#### EXERCISE:
Report all lines of the data below that hold the word "Bedroom".
###
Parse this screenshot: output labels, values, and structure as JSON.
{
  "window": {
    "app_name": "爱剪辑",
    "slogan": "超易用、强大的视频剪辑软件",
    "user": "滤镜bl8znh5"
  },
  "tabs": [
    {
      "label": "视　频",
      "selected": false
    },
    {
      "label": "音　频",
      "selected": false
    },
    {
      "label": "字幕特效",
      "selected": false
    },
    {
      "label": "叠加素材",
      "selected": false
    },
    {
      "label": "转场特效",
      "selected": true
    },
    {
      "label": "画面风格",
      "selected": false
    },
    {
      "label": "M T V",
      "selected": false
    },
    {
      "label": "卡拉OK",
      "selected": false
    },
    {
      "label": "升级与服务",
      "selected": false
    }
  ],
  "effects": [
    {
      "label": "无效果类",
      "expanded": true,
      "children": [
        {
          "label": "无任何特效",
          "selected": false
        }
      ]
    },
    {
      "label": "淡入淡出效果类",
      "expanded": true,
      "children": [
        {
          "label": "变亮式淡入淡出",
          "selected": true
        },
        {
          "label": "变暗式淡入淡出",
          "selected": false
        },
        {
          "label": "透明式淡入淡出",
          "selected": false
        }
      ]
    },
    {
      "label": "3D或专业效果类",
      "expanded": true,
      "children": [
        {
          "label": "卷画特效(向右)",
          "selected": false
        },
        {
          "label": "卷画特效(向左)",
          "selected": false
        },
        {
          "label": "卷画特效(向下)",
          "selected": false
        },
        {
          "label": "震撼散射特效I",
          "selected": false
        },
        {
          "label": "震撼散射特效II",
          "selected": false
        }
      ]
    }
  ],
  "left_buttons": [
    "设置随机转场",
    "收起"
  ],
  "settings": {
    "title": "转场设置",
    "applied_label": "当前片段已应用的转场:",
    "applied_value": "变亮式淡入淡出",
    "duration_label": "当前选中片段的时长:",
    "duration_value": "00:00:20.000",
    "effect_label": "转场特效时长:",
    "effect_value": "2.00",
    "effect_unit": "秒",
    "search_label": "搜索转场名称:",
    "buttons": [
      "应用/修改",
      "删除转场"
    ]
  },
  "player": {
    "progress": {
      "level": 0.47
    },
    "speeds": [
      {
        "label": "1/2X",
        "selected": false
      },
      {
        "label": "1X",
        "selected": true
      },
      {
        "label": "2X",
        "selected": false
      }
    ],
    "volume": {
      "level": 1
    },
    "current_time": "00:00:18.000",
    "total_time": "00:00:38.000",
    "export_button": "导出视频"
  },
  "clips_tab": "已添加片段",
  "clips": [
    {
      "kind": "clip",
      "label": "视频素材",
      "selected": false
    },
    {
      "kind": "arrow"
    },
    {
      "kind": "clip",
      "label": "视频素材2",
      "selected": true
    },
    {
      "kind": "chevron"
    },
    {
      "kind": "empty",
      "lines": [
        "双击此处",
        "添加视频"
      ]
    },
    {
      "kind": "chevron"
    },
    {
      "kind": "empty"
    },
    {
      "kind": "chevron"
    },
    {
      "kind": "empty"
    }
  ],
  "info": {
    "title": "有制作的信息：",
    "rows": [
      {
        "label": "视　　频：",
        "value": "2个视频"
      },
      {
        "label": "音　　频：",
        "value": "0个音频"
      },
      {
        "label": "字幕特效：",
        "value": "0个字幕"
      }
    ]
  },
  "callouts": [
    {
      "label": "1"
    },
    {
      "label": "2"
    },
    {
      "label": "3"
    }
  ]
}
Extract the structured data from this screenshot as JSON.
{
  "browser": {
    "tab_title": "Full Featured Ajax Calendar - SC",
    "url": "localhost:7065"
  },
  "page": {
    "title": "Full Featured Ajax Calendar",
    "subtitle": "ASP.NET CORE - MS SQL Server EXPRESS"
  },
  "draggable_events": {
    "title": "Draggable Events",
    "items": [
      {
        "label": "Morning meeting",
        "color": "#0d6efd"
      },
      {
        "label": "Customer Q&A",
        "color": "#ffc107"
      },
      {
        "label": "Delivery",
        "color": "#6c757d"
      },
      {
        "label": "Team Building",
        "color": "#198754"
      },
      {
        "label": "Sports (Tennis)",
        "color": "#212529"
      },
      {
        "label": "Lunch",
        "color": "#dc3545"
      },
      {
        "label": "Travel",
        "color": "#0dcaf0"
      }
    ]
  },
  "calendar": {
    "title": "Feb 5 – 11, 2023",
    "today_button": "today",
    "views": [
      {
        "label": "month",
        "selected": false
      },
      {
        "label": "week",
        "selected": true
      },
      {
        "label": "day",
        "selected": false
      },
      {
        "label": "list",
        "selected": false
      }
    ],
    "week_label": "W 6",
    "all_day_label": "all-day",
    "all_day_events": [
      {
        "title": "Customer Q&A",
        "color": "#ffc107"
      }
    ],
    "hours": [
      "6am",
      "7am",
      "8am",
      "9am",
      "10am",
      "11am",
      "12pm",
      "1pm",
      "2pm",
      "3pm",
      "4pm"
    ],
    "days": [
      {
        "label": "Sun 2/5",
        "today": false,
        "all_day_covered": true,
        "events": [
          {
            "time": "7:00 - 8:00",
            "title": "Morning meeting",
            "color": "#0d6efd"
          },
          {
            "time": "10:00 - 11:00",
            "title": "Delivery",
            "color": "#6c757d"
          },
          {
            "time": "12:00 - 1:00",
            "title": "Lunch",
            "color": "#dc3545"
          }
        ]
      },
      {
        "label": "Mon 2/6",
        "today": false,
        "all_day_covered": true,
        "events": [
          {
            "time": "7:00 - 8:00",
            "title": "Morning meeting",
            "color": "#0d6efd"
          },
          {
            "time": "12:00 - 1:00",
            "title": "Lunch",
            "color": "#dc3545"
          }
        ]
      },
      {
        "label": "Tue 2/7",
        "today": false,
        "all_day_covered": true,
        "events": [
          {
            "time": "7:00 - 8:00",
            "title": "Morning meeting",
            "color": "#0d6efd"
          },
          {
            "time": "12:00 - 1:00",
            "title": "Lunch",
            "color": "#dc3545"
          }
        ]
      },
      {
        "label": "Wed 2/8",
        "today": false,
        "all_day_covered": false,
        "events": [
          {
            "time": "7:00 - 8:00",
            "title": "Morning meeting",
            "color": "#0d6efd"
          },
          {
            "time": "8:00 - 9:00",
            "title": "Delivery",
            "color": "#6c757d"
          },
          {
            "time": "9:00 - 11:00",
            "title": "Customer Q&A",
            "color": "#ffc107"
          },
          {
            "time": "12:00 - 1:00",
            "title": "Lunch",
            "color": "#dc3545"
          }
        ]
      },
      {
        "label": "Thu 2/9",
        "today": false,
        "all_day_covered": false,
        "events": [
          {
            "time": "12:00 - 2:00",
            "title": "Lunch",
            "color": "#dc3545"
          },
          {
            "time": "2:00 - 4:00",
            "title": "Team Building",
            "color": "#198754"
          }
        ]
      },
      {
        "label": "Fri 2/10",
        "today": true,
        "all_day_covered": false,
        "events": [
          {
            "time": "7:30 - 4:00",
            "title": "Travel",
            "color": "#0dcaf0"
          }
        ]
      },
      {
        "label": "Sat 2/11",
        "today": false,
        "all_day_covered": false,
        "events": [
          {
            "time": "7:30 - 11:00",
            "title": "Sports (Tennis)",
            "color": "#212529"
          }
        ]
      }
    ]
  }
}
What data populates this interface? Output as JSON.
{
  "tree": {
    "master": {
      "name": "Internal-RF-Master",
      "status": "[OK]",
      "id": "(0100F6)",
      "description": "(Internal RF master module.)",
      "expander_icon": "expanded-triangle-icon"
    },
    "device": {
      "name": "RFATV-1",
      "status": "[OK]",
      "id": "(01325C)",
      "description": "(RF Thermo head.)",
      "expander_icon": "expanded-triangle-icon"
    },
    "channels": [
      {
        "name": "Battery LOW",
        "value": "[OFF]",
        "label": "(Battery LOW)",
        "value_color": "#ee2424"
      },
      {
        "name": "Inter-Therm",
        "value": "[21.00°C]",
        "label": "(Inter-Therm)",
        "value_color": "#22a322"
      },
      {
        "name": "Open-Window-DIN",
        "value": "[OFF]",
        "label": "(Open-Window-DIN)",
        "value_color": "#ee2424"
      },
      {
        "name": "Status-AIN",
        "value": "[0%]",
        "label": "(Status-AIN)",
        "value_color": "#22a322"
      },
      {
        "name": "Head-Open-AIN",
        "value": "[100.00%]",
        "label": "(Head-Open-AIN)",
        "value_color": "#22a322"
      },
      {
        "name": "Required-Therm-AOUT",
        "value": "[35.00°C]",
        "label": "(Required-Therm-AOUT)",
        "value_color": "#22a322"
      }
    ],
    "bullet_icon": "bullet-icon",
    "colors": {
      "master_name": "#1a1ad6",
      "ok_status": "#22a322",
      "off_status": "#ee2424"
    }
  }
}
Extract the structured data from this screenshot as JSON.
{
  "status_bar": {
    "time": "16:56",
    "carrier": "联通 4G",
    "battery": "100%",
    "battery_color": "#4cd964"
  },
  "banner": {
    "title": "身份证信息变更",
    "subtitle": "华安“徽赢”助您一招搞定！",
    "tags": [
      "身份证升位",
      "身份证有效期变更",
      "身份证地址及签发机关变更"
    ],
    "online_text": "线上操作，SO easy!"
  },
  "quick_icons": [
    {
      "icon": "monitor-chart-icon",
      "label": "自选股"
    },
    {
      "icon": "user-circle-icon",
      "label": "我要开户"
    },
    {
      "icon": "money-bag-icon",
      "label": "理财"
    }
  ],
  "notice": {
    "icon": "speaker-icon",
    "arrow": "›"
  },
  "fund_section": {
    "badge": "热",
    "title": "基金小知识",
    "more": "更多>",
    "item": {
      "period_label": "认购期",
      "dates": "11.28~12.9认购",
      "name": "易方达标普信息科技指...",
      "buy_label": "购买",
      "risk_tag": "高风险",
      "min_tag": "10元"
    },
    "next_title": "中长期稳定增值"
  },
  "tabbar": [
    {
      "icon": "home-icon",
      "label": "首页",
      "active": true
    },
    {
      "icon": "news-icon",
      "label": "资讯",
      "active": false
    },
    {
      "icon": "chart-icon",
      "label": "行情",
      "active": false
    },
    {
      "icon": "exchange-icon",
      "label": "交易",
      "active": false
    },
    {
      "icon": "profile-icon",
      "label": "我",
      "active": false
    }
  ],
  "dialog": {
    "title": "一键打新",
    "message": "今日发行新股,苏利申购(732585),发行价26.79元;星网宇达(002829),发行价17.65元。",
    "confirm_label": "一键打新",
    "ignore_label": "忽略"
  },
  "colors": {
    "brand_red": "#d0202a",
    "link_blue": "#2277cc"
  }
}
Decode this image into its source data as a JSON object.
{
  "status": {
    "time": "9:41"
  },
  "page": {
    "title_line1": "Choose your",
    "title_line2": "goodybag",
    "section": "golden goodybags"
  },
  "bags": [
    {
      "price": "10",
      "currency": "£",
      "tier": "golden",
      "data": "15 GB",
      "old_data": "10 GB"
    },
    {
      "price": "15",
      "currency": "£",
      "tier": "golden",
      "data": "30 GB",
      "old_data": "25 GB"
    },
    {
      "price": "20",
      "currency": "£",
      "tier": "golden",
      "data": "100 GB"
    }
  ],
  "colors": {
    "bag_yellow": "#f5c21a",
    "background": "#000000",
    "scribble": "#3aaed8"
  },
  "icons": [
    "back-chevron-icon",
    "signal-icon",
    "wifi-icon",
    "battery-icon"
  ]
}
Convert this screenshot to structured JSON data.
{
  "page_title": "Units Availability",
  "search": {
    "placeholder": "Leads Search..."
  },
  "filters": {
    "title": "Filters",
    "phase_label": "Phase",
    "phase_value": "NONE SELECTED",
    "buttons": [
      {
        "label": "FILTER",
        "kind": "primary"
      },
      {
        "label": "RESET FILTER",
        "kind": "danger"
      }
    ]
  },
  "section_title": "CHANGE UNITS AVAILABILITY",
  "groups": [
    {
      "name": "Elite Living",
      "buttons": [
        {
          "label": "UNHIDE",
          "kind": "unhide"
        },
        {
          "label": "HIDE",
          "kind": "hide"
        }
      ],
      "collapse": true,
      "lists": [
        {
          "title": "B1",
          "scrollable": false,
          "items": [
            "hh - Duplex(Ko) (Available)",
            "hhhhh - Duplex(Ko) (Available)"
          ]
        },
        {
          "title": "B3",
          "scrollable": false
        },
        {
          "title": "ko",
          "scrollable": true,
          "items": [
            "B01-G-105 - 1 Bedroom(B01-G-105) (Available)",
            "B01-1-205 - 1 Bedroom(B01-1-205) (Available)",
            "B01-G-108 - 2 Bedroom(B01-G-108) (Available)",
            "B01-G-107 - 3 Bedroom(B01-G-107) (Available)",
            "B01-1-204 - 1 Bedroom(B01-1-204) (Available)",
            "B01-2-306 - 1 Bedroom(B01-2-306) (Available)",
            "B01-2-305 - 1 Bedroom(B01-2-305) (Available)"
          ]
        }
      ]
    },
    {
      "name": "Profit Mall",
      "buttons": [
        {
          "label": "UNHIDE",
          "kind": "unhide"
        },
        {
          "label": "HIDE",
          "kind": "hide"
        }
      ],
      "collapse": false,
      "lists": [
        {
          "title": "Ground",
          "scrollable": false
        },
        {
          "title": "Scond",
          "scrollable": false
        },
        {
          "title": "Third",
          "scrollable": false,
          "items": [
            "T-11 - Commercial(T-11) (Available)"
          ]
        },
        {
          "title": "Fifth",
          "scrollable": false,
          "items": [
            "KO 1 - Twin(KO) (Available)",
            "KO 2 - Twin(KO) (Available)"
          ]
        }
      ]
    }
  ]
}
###
#### REPLY TO THE TASK:
            "B01-G-105 - 1 Bedroom(B01-G-105) (Available)",
            "B01-1-205 - 1 Bedroom(B01-1-205) (Available)",
            "B01-G-108 - 2 Bedroom(B01-G-108) (Available)",
            "B01-G-107 - 3 Bedroom(B01-G-107) (Available)",
            "B01-1-204 - 1 Bedroom(B01-1-204) (Available)",
            "B01-2-306 - 1 Bedroom(B01-2-306) (Available)",
            "B01-2-305 - 1 Bedroom(B01-2-305) (Available)"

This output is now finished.